What you need to do.
Look through the data below and report how many lines include "Options". Only the number should be given.

Website and app data records.
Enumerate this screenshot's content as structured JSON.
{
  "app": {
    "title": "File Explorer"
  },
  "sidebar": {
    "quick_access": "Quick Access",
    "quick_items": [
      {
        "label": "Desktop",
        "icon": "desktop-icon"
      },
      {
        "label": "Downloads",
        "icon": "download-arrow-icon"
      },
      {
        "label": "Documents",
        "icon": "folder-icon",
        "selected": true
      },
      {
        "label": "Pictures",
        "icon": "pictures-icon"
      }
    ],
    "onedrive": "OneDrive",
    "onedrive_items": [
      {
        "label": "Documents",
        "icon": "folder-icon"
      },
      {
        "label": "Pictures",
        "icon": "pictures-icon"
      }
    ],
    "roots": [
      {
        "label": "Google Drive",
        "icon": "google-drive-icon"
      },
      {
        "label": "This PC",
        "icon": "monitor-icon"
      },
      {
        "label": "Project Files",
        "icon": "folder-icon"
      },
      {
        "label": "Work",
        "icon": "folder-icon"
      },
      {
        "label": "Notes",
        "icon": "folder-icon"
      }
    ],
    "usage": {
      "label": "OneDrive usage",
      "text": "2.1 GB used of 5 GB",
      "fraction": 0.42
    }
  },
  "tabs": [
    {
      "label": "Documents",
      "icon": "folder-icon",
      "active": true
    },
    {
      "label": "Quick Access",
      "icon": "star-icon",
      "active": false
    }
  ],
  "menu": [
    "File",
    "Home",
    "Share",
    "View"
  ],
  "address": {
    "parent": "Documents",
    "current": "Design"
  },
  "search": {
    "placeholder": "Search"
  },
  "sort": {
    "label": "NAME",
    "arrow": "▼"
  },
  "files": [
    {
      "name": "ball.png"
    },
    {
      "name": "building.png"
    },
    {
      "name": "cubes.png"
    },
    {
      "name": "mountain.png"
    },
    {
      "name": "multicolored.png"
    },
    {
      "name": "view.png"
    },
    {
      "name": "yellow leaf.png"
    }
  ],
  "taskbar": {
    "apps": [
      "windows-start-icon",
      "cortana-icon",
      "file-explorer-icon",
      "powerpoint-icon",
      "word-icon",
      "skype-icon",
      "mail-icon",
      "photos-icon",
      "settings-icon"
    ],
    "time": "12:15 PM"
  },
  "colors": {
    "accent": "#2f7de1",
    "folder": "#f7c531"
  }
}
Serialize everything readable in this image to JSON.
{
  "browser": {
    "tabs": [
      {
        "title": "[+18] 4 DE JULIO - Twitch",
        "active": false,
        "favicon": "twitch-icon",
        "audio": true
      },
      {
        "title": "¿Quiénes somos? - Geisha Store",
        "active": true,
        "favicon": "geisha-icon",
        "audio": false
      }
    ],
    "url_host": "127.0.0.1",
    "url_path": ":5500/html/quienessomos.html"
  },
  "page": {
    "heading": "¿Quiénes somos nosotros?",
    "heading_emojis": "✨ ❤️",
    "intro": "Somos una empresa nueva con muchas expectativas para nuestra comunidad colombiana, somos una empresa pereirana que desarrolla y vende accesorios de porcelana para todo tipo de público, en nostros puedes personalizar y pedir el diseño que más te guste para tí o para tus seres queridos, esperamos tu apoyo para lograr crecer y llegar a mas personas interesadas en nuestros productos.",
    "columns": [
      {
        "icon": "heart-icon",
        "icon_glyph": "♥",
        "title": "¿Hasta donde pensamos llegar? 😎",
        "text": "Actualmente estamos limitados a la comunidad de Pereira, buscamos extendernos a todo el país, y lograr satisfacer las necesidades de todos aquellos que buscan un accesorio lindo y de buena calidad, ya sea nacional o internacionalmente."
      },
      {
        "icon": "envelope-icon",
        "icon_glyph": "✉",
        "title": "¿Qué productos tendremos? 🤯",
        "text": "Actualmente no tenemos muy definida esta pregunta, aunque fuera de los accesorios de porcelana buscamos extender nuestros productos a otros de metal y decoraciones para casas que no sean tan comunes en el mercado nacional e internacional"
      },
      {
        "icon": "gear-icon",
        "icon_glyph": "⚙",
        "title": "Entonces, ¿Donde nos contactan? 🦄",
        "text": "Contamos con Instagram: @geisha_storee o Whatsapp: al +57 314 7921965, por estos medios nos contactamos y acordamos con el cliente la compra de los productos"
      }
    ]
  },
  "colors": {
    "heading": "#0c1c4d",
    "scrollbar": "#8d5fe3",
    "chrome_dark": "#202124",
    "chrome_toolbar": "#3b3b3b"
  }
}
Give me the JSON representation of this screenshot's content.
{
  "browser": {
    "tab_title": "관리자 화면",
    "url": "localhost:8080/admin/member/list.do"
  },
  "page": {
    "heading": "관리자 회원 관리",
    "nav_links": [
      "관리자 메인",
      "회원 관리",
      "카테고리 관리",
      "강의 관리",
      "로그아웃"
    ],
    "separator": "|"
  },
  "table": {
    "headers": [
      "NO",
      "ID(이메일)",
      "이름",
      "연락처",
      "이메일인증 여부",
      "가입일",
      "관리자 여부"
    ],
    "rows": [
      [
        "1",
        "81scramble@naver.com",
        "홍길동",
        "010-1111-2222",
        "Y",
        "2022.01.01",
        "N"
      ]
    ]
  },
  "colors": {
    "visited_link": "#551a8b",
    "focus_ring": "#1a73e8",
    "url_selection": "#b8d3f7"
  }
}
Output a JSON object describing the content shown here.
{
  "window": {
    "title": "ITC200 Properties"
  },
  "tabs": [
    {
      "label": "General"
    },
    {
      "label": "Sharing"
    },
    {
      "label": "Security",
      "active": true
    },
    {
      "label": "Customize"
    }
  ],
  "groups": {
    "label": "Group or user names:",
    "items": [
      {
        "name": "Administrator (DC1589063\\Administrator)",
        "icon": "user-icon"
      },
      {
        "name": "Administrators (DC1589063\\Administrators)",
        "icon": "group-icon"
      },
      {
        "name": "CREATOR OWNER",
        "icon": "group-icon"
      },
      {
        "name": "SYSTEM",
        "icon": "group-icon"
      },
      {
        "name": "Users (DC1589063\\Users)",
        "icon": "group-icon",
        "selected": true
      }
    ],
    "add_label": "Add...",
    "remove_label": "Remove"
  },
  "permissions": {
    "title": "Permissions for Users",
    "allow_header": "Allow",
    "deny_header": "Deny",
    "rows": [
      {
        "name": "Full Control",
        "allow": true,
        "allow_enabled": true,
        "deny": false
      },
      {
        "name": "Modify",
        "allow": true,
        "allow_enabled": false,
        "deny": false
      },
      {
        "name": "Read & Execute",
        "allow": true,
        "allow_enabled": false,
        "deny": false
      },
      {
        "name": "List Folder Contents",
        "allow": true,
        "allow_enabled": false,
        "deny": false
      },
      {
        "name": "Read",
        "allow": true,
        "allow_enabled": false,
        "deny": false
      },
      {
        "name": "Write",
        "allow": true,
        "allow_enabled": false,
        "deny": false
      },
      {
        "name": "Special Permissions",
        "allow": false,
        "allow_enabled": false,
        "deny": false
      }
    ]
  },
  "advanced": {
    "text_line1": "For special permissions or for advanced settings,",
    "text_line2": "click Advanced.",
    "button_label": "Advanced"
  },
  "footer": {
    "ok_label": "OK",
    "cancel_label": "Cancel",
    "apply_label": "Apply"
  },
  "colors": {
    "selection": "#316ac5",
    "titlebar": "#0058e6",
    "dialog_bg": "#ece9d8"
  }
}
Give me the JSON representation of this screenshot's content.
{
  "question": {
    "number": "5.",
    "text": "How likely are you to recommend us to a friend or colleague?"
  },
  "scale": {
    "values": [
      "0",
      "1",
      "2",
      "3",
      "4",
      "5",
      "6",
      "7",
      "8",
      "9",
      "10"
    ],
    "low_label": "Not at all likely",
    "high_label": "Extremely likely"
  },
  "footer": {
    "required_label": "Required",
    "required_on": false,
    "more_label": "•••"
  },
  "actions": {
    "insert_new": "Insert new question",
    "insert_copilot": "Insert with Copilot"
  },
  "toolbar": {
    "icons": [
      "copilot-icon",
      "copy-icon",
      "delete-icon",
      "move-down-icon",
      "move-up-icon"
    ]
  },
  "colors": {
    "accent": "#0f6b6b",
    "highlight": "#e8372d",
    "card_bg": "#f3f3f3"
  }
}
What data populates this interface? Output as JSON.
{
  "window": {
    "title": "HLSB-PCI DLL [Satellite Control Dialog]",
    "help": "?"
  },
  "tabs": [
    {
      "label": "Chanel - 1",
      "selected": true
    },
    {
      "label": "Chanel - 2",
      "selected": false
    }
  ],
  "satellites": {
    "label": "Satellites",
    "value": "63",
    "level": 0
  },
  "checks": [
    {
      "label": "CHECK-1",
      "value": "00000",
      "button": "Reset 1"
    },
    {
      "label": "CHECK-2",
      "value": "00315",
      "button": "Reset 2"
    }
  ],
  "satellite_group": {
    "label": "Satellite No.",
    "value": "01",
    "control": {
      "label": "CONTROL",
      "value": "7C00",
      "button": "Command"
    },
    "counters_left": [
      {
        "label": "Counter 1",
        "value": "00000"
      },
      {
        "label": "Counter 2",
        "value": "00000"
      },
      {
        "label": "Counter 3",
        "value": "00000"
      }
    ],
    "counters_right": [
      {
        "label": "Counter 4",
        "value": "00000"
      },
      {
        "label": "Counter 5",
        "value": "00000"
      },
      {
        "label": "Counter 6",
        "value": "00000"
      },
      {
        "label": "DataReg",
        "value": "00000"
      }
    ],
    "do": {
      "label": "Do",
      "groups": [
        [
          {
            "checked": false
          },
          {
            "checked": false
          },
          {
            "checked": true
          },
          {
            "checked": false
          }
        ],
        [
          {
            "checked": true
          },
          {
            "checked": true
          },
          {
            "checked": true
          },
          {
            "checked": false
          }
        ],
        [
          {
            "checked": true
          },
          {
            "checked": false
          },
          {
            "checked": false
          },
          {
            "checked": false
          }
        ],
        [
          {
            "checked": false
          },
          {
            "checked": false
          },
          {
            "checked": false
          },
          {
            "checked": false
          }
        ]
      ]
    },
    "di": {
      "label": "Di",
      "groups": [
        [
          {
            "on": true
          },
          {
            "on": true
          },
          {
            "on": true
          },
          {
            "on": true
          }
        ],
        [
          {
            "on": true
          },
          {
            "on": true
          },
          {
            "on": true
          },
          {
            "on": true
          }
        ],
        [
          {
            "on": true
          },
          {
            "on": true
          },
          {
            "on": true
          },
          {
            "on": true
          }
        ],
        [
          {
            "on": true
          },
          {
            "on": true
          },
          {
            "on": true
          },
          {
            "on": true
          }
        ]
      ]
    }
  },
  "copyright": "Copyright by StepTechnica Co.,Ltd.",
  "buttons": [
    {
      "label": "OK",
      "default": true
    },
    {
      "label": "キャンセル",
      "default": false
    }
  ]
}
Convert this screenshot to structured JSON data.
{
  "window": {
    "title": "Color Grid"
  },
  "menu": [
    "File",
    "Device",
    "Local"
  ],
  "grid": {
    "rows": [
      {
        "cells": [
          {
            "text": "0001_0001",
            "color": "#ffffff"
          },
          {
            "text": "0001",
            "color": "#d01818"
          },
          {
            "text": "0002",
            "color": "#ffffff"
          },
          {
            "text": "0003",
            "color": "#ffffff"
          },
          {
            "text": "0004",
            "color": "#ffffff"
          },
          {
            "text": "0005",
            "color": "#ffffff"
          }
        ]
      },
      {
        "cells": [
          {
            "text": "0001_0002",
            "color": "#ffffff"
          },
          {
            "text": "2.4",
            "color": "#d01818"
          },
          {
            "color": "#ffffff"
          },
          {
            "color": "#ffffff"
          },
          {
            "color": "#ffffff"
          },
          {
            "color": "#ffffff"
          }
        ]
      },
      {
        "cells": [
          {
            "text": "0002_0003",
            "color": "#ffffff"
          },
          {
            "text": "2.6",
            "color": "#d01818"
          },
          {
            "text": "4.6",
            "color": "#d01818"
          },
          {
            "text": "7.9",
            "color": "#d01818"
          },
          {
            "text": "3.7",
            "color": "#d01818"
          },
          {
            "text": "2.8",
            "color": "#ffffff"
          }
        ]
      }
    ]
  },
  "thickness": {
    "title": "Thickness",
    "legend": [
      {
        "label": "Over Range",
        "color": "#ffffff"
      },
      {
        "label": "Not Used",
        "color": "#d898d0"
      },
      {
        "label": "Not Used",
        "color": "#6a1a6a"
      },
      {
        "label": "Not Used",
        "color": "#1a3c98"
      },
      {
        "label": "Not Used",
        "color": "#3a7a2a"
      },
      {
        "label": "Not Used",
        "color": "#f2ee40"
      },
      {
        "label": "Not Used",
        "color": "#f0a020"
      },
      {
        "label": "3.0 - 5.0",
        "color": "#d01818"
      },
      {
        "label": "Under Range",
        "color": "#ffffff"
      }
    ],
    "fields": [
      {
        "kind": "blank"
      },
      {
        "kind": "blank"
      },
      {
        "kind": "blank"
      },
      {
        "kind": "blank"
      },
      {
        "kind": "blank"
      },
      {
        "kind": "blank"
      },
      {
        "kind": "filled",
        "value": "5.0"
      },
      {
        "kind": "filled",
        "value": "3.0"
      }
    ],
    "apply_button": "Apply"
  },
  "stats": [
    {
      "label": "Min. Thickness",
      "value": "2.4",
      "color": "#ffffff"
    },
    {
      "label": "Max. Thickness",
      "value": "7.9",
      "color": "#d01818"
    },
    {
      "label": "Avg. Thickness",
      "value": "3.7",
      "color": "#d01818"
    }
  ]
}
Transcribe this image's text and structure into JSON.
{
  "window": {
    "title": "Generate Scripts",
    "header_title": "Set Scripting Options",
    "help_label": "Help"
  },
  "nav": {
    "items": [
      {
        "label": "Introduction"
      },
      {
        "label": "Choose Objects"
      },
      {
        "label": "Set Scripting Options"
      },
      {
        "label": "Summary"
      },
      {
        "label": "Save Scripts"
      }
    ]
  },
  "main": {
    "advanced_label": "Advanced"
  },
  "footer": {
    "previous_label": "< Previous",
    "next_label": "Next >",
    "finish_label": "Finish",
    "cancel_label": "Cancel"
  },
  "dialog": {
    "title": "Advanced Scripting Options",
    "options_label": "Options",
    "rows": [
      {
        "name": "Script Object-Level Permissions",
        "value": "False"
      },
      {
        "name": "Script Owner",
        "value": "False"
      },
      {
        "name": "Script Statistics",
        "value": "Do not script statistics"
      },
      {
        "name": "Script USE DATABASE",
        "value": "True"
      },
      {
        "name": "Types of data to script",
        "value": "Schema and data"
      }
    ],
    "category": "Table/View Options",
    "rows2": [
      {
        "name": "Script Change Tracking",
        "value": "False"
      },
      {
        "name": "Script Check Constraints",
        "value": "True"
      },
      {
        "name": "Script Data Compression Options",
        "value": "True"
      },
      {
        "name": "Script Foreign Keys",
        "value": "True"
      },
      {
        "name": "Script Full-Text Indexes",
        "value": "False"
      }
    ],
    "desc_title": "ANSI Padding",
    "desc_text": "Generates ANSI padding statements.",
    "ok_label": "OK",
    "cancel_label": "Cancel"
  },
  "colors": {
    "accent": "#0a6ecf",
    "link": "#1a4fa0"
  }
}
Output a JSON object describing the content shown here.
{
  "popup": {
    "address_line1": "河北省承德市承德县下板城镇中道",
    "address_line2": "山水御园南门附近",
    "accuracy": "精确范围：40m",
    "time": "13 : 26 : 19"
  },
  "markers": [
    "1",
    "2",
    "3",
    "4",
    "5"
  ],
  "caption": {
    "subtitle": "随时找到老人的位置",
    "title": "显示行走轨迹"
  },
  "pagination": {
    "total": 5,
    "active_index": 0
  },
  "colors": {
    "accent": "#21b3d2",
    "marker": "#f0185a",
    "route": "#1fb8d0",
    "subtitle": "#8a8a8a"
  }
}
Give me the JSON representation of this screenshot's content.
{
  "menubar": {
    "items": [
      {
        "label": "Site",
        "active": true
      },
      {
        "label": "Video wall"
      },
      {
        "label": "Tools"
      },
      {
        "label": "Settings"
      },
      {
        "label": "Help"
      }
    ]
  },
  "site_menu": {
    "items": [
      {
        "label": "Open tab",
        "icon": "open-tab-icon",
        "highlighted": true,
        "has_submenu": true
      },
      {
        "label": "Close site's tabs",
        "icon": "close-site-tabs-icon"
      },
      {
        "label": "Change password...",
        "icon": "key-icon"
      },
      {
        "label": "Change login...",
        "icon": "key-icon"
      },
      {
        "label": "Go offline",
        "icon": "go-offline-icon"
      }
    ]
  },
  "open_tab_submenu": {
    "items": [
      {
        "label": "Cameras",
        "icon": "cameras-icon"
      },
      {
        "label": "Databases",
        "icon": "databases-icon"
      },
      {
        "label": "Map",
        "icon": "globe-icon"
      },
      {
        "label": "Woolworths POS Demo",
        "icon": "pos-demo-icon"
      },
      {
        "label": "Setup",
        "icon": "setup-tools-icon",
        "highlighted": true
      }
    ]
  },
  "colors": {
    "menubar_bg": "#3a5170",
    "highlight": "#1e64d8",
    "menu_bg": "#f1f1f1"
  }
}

Reply to the task.
6